This week's cover story, Cheat Local!
, explores how local businesses get crushed buy daily deals sites like Groupon
. As the article explains:
"There is no upfront cost to the business running the promotion. Groupon typically keeps half of the discounted price, and reimburses half—so, $5 of the original $20 price of [an item]—to the merchant."
Depending on the discount and the cut taken by the deals site, the amount a business actually makes on the promotion can vary. For instance, a Groupon this week
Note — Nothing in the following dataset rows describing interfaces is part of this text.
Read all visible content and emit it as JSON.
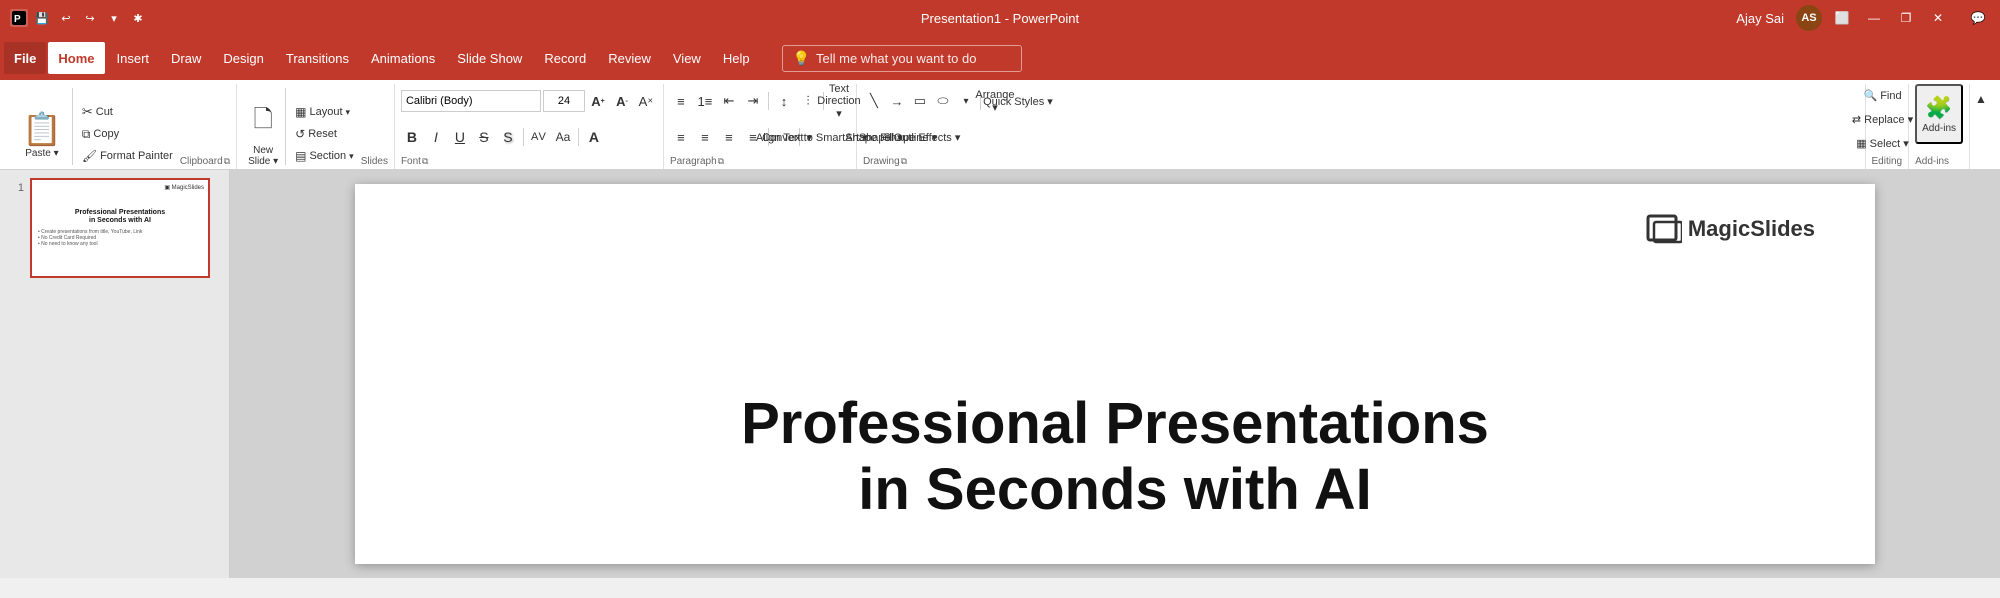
{
  "titlebar": {
    "quickaccess": {
      "save": "💾",
      "undo": "↩",
      "redo": "↪",
      "customize": "▼",
      "extra": "✱"
    },
    "title": "Presentation1  -  PowerPoint",
    "user": {
      "name": "Ajay Sai",
      "initials": "AS"
    },
    "buttons": {
      "ribbon": "⬜",
      "minimize": "—",
      "restore": "❐",
      "close": "✕",
      "chat": "💬"
    }
  },
  "menubar": {
    "items": [
      {
        "id": "file",
        "label": "File",
        "active": false,
        "file": true
      },
      {
        "id": "home",
        "label": "Home",
        "active": true
      },
      {
        "id": "insert",
        "label": "Insert"
      },
      {
        "id": "draw",
        "label": "Draw"
      },
      {
        "id": "design",
        "label": "Design"
      },
      {
        "id": "transitions",
        "label": "Transitions"
      },
      {
        "id": "animations",
        "label": "Animations"
      },
      {
        "id": "slideshow",
        "label": "Slide Show"
      },
      {
        "id": "record",
        "label": "Record"
      },
      {
        "id": "review",
        "label": "Review"
      },
      {
        "id": "view",
        "label": "View"
      },
      {
        "id": "help",
        "label": "Help"
      }
    ],
    "tellme": {
      "icon": "💡",
      "placeholder": "Tell me what you want to do"
    }
  },
  "ribbon": {
    "groups": {
      "clipboard": {
        "label": "Clipboard",
        "paste_label": "Paste",
        "cut_label": "Cut",
        "copy_label": "Copy",
        "format_painter_label": "Format Painter"
      },
      "slides": {
        "label": "Slides",
        "new_slide_label": "New Slide",
        "layout_label": "Layout",
        "reset_label": "Reset",
        "section_label": "Section"
      },
      "font": {
        "label": "Font",
        "font_name": "Calibri (Body)",
        "font_size": "24",
        "bold": "B",
        "italic": "I",
        "underline": "U",
        "strikethrough": "S",
        "shadow": "S",
        "char_spacing": "AV",
        "font_color": "A",
        "increase_size": "A↑",
        "decrease_size": "A↓",
        "clear_format": "A✕",
        "change_case": "Aa"
      },
      "paragraph": {
        "label": "Paragraph",
        "bullets_label": "Bullets",
        "numbering_label": "Numbering",
        "decrease_indent_label": "Decrease Indent",
        "increase_indent_label": "Increase Indent",
        "line_spacing_label": "Line Spacing",
        "columns_label": "Columns",
        "text_direction_label": "Text Direction",
        "align_text_label": "Align Text",
        "convert_smartart_label": "Convert to SmartArt",
        "align_left": "≡",
        "align_center": "≡",
        "align_right": "≡",
        "justify": "≡"
      },
      "drawing": {
        "label": "Drawing",
        "arrange_label": "Arrange",
        "quick_styles_label": "Quick Styles",
        "shape_fill_label": "Shape Fill",
        "shape_outline_label": "Shape Outline",
        "shape_effects_label": "Shape Effects"
      },
      "editing": {
        "label": "Editing",
        "find_label": "Find",
        "replace_label": "Replace",
        "select_label": "Select"
      },
      "addins": {
        "label": "Add-ins"
      }
    }
  },
  "slides": [
    {
      "num": "1",
      "title": "Professional Presentations\nin Seconds with AI",
      "bullets": "• Create presentations from title, YouTube, Link\n• No Credit Card Required\n• No need to know any tool"
    }
  ],
  "canvas": {
    "logo_icon": "▣",
    "logo_text": "MagicSlides",
    "main_title_line1": "Professional Presentations",
    "main_title_line2": "in Seconds with AI"
  },
  "arrow": {
    "visible": true
  }
}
offered 50 percent off an $84 dinner for two at Giorgio's. Assuming Groupon took a 50 percent cut of the sale, Giorgio's will make $21 off each meal, or $11.50 per customer. With 514 sold, Giorgio's will make $10,794 (as will Groupon)—which means the promotion will have cost it $32,382 in foregone revenue. (That doesn't figure in the cost of labor, food and other overhead. And, again, the example assumes a 50-50 split with Groupon.) We put together a tool to help you work out just how much a local business will make from that daily deal that just landed in your inbox.
Enter what the site claims as the original price or value of the product or service, the discount offered, and the cut the deals site might be taking on each sale, and press "calculate."